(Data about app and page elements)
• • •
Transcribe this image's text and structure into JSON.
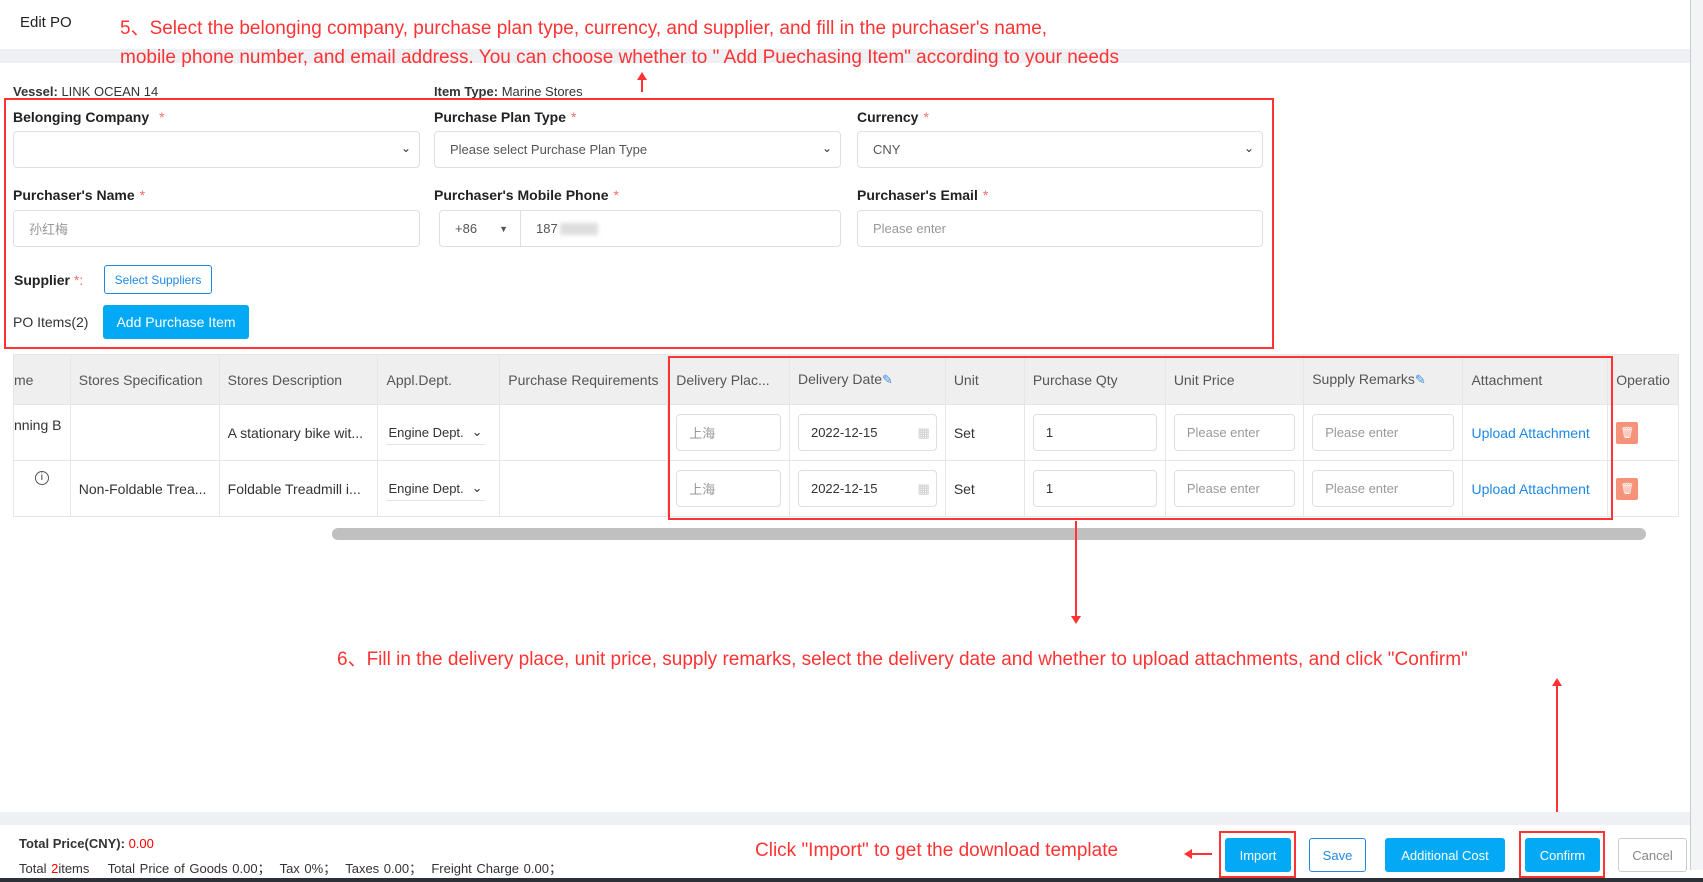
{
  "header": {
    "title": "Edit PO"
  },
  "annotations": {
    "step5_line1": "5、Select the belonging company, purchase plan type, currency, and supplier, and fill in the purchaser's name,",
    "step5_line2": "mobile phone number, and email address. You can choose whether to \" Add Puechasing Item\" according to your needs",
    "step6": "6、Fill in the delivery place, unit price, supply remarks, select the delivery date and whether to upload attachments, and click \"Confirm\"",
    "import_note": "Click \"Import\" to get the download template"
  },
  "info": {
    "vessel_label": "Vessel:",
    "vessel_value": "LINK OCEAN 14",
    "item_type_label": "Item Type:",
    "item_type_value": "Marine Stores"
  },
  "form": {
    "belonging_company": {
      "label": "Belonging Company",
      "value": ""
    },
    "purchase_plan_type": {
      "label": "Purchase Plan Type",
      "placeholder": "Please select Purchase Plan Type"
    },
    "currency": {
      "label": "Currency",
      "value": "CNY"
    },
    "purchaser_name": {
      "label": "Purchaser's Name",
      "value": "孙红梅"
    },
    "purchaser_phone": {
      "label": "Purchaser's Mobile Phone",
      "country_code": "+86",
      "value": "187"
    },
    "purchaser_email": {
      "label": "Purchaser's Email",
      "placeholder": "Please enter"
    },
    "required_mark": "*",
    "supplier_label": "Supplier",
    "supplier_suffix": "*:",
    "select_suppliers": "Select Suppliers",
    "po_items": "PO Items(2)",
    "add_item": "Add Purchase Item"
  },
  "table": {
    "columns": [
      "me",
      "Stores Specification",
      "Stores Description",
      "Appl.Dept.",
      "Purchase Requirements",
      "Delivery Plac...",
      "Delivery Date",
      "Unit",
      "Purchase Qty",
      "Unit Price",
      "Supply Remarks",
      "Attachment",
      "Operatio"
    ],
    "rows": [
      {
        "name": "nning B",
        "spec": "",
        "desc": "A stationary bike wit...",
        "dept": "Engine Dept.",
        "req": "",
        "place": "上海",
        "date": "2022-12-15",
        "unit": "Set",
        "qty": "1",
        "price_ph": "Please enter",
        "remarks_ph": "Please enter",
        "attachment": "Upload Attachment"
      },
      {
        "name": "",
        "spec": "Non-Foldable Trea...",
        "desc": "Foldable Treadmill i...",
        "dept": "Engine Dept.",
        "req": "",
        "place": "上海",
        "date": "2022-12-15",
        "unit": "Set",
        "qty": "1",
        "price_ph": "Please enter",
        "remarks_ph": "Please enter",
        "attachment": "Upload Attachment"
      }
    ]
  },
  "footer": {
    "total_price_label": "Total Price(CNY):",
    "total_price_value": "0.00",
    "total_prefix": "Total ",
    "total_count": "2",
    "total_suffix": "items",
    "goods": "Total Price of Goods 0.00；",
    "tax": "Tax 0%；",
    "taxes": "Taxes 0.00；",
    "freight": "Freight Charge 0.00；",
    "buttons": {
      "import": "Import",
      "save": "Save",
      "additional_cost": "Additional Cost",
      "confirm": "Confirm",
      "cancel": "Cancel"
    }
  },
  "colors": {
    "primary": "#03a9f4",
    "annotation": "#ff3333",
    "required": "#f56c6c",
    "link": "#1e88e5"
  }
}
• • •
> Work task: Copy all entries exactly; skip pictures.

> Problem solution:
Transcribe this image's text and structure into JSON.
{
  "header": {
    "title": "Edit PO"
  },
  "annotations": {
    "step5_line1": "5、Select the belonging company, purchase plan type, currency, and supplier, and fill in the purchaser's name,",
    "step5_line2": "mobile phone number, and email address. You can choose whether to \" Add Puechasing Item\" according to your needs",
    "step6": "6、Fill in the delivery place, unit price, supply remarks, select the delivery date and whether to upload attachments, and click \"Confirm\"",
    "import_note": "Click \"Import\" to get the download template"
  },
  "info": {
    "vessel_label": "Vessel:",
    "vessel_value": "LINK OCEAN 14",
    "item_type_label": "Item Type:",
    "item_type_value": "Marine Stores"
  },
  "form": {
    "belonging_company": {
      "label": "Belonging Company",
      "value": ""
    },
    "purchase_plan_type": {
      "label": "Purchase Plan Type",
      "placeholder": "Please select Purchase Plan Type"
    },
    "currency": {
      "label": "Currency",
      "value": "CNY"
    },
    "purchaser_name": {
      "label": "Purchaser's Name",
      "value": "孙红梅"
    },
    "purchaser_phone": {
      "label": "Purchaser's Mobile Phone",
      "country_code": "+86",
      "value": "187"
    },
    "purchaser_email": {
      "label": "Purchaser's Email",
      "placeholder": "Please enter"
    },
    "required_mark": "*",
    "supplier_label": "Supplier",
    "supplier_suffix": "*:",
    "select_suppliers": "Select Suppliers",
    "po_items": "PO Items(2)",
    "add_item": "Add Purchase Item"
  },
  "table": {
    "columns": [
      "me",
      "Stores Specification",
      "Stores Description",
      "Appl.Dept.",
      "Purchase Requirements",
      "Delivery Plac...",
      "Delivery Date",
      "Unit",
      "Purchase Qty",
      "Unit Price",
      "Supply Remarks",
      "Attachment",
      "Operatio"
    ],
    "rows": [
      {
        "name": "nning B",
        "spec": "",
        "desc": "A stationary bike wit...",
        "dept": "Engine Dept.",
        "req": "",
        "place": "上海",
        "date": "2022-12-15",
        "unit": "Set",
        "qty": "1",
        "price_ph": "Please enter",
        "remarks_ph": "Please enter",
        "attachment": "Upload Attachment"
      },
      {
        "name": "",
        "spec": "Non-Foldable Trea...",
        "desc": "Foldable Treadmill i...",
        "dept": "Engine Dept.",
        "req": "",
        "place": "上海",
        "date": "2022-12-15",
        "unit": "Set",
        "qty": "1",
        "price_ph": "Please enter",
        "remarks_ph": "Please enter",
        "attachment": "Upload Attachment"
      }
    ]
  },
  "footer": {
    "total_price_label": "Total Price(CNY):",
    "total_price_value": "0.00",
    "total_prefix": "Total ",
    "total_count": "2",
    "total_suffix": "items",
    "goods": "Total Price of Goods 0.00；",
    "tax": "Tax 0%；",
    "taxes": "Taxes 0.00；",
    "freight": "Freight Charge 0.00；",
    "buttons": {
      "import": "Import",
      "save": "Save",
      "additional_cost": "Additional Cost",
      "confirm": "Confirm",
      "cancel": "Cancel"
    }
  },
  "colors": {
    "primary": "#03a9f4",
    "annotation": "#ff3333",
    "required": "#f56c6c",
    "link": "#1e88e5"
  }
}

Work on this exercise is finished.